## DATA SUPPLIED
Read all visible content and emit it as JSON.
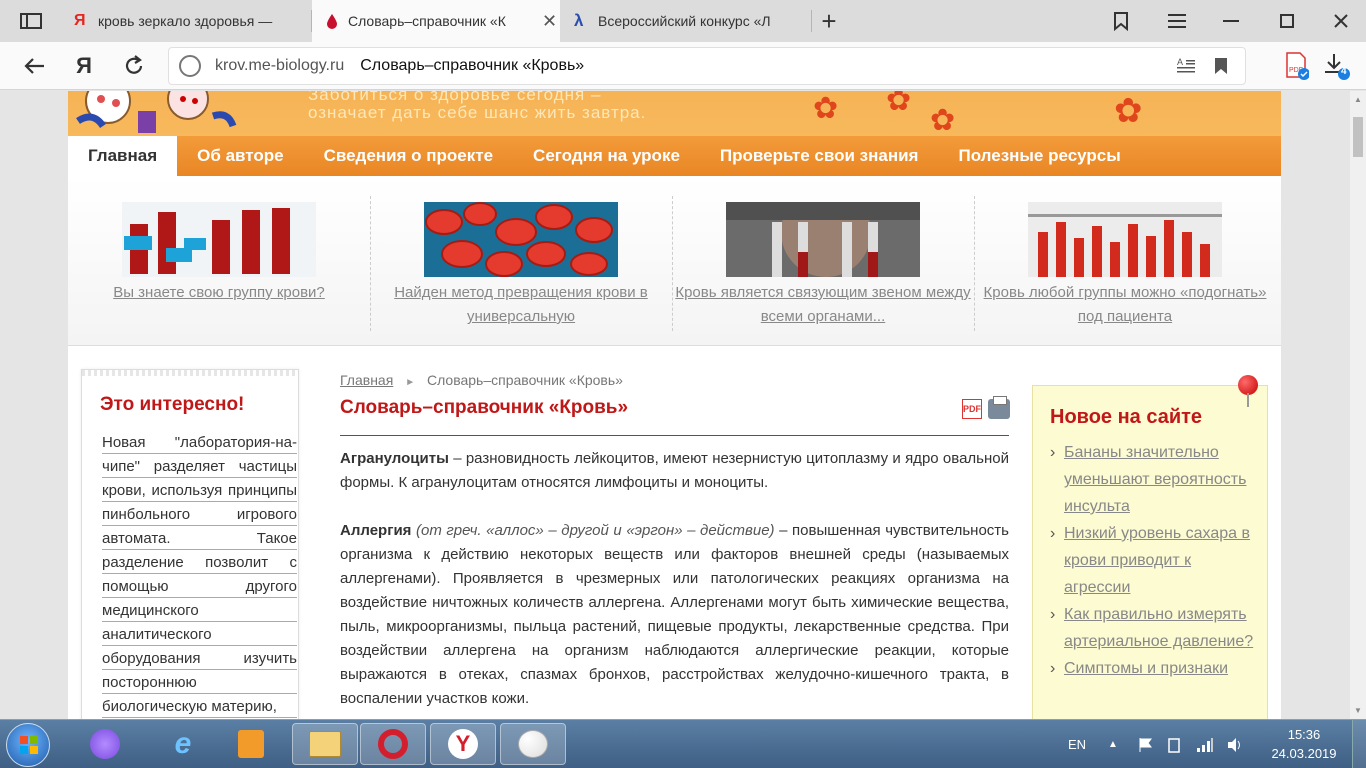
{
  "browser": {
    "tabs": [
      {
        "title": "кровь зеркало здоровья —",
        "favicon_color": "#e52620",
        "active": false
      },
      {
        "title": "Словарь–справочник «К",
        "favicon_color": "#c8102e",
        "active": true
      },
      {
        "title": "Всероссийский конкурс «Л",
        "favicon_color": "#2a4db0",
        "active": false
      }
    ],
    "new_tab_label": "+",
    "address": {
      "domain": "krov.me-biology.ru",
      "page_title": "Словарь–справочник «Кровь»"
    },
    "downloads_badge": "4"
  },
  "site": {
    "slogan_line1": "Заботиться о здоровье сегодня –",
    "slogan_line2": "означает дать себе шанс жить завтра.",
    "nav": [
      "Главная",
      "Об авторе",
      "Сведения о проекте",
      "Сегодня на уроке",
      "Проверьте свои знания",
      "Полезные ресурсы"
    ],
    "featured": [
      {
        "caption": "Вы знаете свою группу крови?"
      },
      {
        "caption": "Найден метод превращения крови в универсальную"
      },
      {
        "caption": "Кровь является связующим звеном между всеми органами..."
      },
      {
        "caption": "Кровь любой группы можно «подогнать» под пациента"
      }
    ],
    "interesting": {
      "title": "Это интересно!",
      "text": "Новая \"лаборатория-на-чипе\" разделяет частицы крови, используя принципы пинбольного игрового автомата. Такое разделение позволит с помощью другого медицинского аналитического оборудования изучить постороннюю биологическую материю,"
    },
    "breadcrumb": {
      "home": "Главная",
      "current": "Словарь–справочник «Кровь»"
    },
    "article_title": "Словарь–справочник «Кровь»",
    "entries": [
      {
        "term": "Агранулоциты",
        "etym": "",
        "text": " – разновидность лейкоцитов, имеют незернистую цитоплазму и ядро овальной формы. К агранулоцитам относятся лимфоциты и моноциты."
      },
      {
        "term": "Аллергия",
        "etym": " (от греч. «аллос» – другой и «эргон» – действие)",
        "text": " – повышенная чувствительность организма к действию некоторых веществ или факторов внешней среды (называемых аллергенами). Проявляется в чрезмерных или патологических реакциях организма на воздействие ничтожных количеств аллергена. Аллергенами могут быть химические вещества, пыль, микроорганизмы, пыльца растений, пищевые продукты, лекарственные средства. При воздействии аллергена на организм наблюдаются аллергические реакции, которые выражаются в отеках, спазмах бронхов, расстройствах желудочно-кишечного тракта, в воспалении участков кожи."
      }
    ],
    "news": {
      "title": "Новое на сайте",
      "items": [
        "Бананы значительно уменьшают вероятность инсульта",
        "Низкий уровень сахара в крови приводит к агрессии",
        "Как правильно измерять артериальное давление?",
        "Симптомы и признаки"
      ]
    }
  },
  "taskbar": {
    "language": "EN",
    "time": "15:36",
    "date": "24.03.2019"
  }
}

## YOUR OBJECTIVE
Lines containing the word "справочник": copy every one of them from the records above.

## COMPLETED EXERCISE
        "title": "Словарь–справочник «К",
      "page_title": "Словарь–справочник «Кровь»"
      "current": "Словарь–справочник «Кровь»"
    "article_title": "Словарь–справочник «Кровь»",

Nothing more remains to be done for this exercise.